Schools in the country will open their doors on Monday May 4 giving priority to students that have to take exams. Large, mass gatherings will remain banned until August 31, however. A decision on lifting restrictions on social venues, such as restaurants and bars, is expected to be taken at a later date.
“We have to proceed with extreme caution,” Chancellor Angela Merkel told reporters in Berlin Wednesday, warning that the country is “walking on thin ice.”
Germany has been praised for its handling of the coronavirus crisis; it has over 127,000 confirmed cases of the virus but has seen a fraction of the deaths reported in other western European nations. Its death toll is currently at 3,804, according to data collated by Johns Hopkins University, in contrast to Italy’s 21,645 and Spain’s 18,812.
The German response to the outbreak has included widespread testing and contact tracing, as well as a lockdown imposed on March 22 — factors which appear to have prevented its robust healthcare system being overwhelmed.
While Germany can see light at the end of the tunnel, the U.K. appears to be in a far more confused state. There is criticism mounting over the government’s handling of the crisis, given a comparatively small amount of testing, and a lack of personal protective equipment.
Dominic Raab, who is deputizing for Prime Minister Boris Johnson while he is recovering from a serious case of Covid-19, is meeting government ministers Thursday, and is chairing a meeting of its emergency response committee.
It’s widely expected that the country’s lockdown will be extended for three weeks, amid stark warnings that the U.K. could end up being the worst hit country from the coronavirus in Europe.
The U.K.’s top medical expert stated Wednesday that the country is probably seeing its peak of the virus (the death toll currently stands at 12,868 in British hospitals, with 761 daily deaths reported Wednesday), but it is too early to consider lifting lockdown measures that have been in place since March 23.
“Our view is that it is probably reaching the peak overall,” the U.K.’s chief medical adviser Chris Whitty said at the government’s daily news conference Wednesday. “We are not yet at the point where we can say confidently and safely ‘this is now past the peak and we can start thinking very much now about the next phases’.”
The U.K. is not alone in its caution; France too has extended its lockdown until May 11. But the U.K. does appear to be behind its European peers with regards to a robust testing regime, which could allow the identification of those that are safe to return to work, and those that are not.
. In comparison, German Health Minister Jens Spahn said at a press conference last week that Germany was carrying out 100,000 tests per day.
Some economists, including JP Morgan’s David Mackie, believe that exit strategies need to include “age-and morbidity-related restrictions,” which could enable a significant proportion of the workforce return.
“As long there is limited interaction between those aged 60 or above, and those with relevant co-morbidities and the rest of the population, this should allow economic activity to recover, social welfare to improve, herd immunity to increase while also limiting pressure on healthcare systems and fatalities,” he said in a note Wednesday.
“This may ultimately protect the old, and those with morbidities, more quickly than the arrival of a vaccine.
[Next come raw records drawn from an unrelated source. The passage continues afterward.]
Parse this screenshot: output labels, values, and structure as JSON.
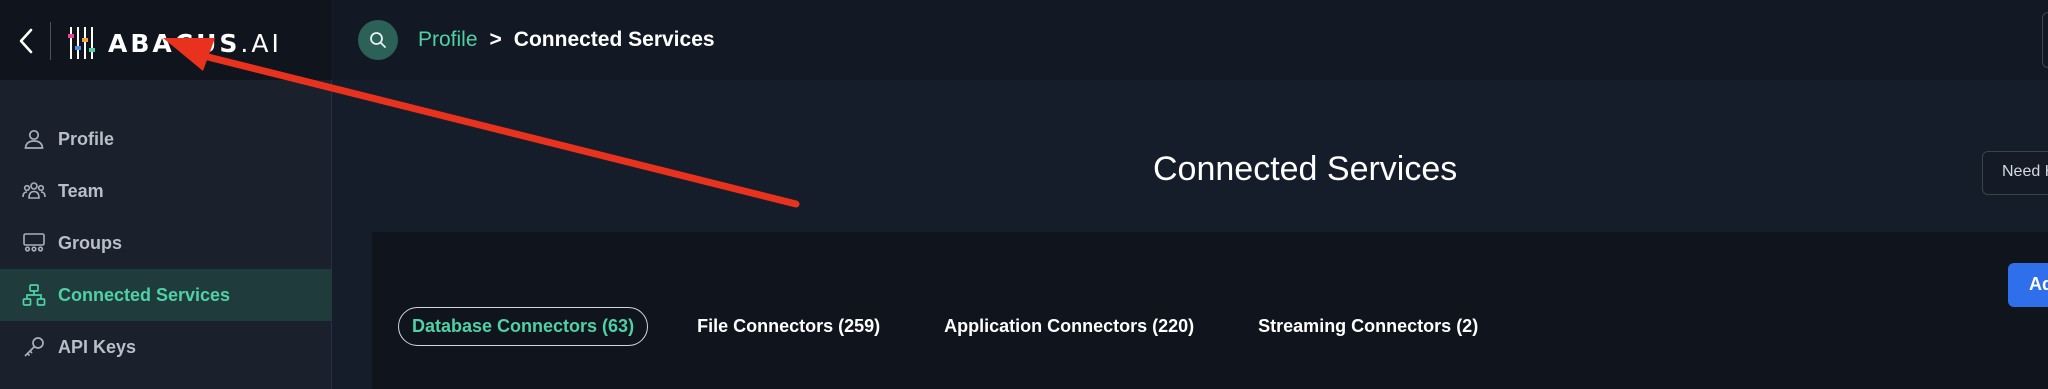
{
  "sidebar": {
    "logo_main": "ABACUS",
    "logo_suffix": ".AI",
    "items": [
      {
        "label": "Profile",
        "icon": "user-icon"
      },
      {
        "label": "Team",
        "icon": "team-icon"
      },
      {
        "label": "Groups",
        "icon": "groups-icon"
      },
      {
        "label": "Connected Services",
        "icon": "network-icon",
        "active": true
      },
      {
        "label": "API Keys",
        "icon": "key-icon"
      }
    ]
  },
  "topbar": {
    "breadcrumb": {
      "link": "Profile",
      "separator": ">",
      "current": "Connected Services"
    }
  },
  "main": {
    "title": "Connected Services",
    "help_button": "Need H",
    "add_button": "Ad",
    "tabs": [
      {
        "label": "Database Connectors (63)",
        "active": true
      },
      {
        "label": "File Connectors (259)"
      },
      {
        "label": "Application Connectors (220)"
      },
      {
        "label": "Streaming Connectors (2)"
      }
    ]
  },
  "colors": {
    "accent": "#4fd1a5",
    "annotation_arrow": "#e8321e",
    "primary_button": "#2f6fec"
  }
}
This strikes us as a pretty good second-best policy in the absence of an ability to test widely. It is not perfect, but it may be the least bad outcome.”